* **WORK INSTRUCTION**: Return, from the data that follows, each line that holds the word "quote".

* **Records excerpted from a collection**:
'''

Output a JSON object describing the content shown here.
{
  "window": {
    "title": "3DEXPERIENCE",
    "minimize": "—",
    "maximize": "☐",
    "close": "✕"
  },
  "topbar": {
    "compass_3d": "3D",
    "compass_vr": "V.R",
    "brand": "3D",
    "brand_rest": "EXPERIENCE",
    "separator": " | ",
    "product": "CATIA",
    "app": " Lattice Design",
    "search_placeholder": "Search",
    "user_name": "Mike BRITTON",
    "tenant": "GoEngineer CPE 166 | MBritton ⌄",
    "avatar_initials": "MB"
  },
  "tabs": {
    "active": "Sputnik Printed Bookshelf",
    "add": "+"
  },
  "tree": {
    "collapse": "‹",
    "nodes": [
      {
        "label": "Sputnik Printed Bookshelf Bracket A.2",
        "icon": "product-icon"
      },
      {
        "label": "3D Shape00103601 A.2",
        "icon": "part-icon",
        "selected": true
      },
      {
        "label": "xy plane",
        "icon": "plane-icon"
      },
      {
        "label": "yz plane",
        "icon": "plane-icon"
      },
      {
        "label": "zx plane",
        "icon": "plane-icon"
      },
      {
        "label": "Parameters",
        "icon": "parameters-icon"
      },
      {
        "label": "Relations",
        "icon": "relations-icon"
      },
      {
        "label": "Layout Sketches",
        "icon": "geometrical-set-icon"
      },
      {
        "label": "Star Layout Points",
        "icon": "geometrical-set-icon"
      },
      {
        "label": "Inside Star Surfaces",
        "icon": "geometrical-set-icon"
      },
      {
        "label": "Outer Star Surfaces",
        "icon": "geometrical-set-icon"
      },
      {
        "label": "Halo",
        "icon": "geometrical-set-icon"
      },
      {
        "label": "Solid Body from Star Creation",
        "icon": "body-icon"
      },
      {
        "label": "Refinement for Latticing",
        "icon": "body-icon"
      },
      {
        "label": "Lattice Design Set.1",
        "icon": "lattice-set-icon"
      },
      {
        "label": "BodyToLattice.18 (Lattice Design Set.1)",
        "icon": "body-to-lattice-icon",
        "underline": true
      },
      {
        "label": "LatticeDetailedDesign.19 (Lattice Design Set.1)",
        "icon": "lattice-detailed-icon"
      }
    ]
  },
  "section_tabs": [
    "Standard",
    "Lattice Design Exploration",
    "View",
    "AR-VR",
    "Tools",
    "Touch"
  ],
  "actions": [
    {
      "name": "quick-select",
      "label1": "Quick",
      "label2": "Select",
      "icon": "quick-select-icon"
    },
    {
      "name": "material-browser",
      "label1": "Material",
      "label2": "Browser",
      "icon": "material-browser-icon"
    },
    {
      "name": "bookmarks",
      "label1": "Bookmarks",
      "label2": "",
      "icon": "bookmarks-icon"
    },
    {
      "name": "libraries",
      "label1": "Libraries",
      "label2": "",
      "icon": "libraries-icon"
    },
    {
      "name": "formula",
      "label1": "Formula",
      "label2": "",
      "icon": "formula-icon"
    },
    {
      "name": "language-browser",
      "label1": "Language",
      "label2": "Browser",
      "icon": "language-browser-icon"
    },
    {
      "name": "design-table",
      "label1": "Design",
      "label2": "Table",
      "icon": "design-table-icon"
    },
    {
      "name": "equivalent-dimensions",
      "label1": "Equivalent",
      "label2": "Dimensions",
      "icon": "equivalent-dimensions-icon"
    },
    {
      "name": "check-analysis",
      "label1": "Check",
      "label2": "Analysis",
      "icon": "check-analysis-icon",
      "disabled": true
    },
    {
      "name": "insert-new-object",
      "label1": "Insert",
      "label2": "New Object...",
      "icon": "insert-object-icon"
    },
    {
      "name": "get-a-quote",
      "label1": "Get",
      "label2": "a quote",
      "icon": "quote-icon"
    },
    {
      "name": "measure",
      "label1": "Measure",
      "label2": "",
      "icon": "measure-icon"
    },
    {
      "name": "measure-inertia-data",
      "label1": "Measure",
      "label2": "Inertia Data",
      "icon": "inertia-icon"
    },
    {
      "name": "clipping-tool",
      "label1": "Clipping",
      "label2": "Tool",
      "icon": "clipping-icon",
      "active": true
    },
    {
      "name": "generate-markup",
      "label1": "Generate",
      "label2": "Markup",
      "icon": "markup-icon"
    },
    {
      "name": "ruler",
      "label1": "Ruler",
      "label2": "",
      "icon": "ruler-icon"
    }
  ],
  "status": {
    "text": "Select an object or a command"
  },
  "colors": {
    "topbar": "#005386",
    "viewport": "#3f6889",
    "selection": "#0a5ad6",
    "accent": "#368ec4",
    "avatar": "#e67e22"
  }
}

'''

* **WRITTEN REPLY**:
      "name": "get-a-quote",
      "label2": "a quote",
      "icon": "quote-icon"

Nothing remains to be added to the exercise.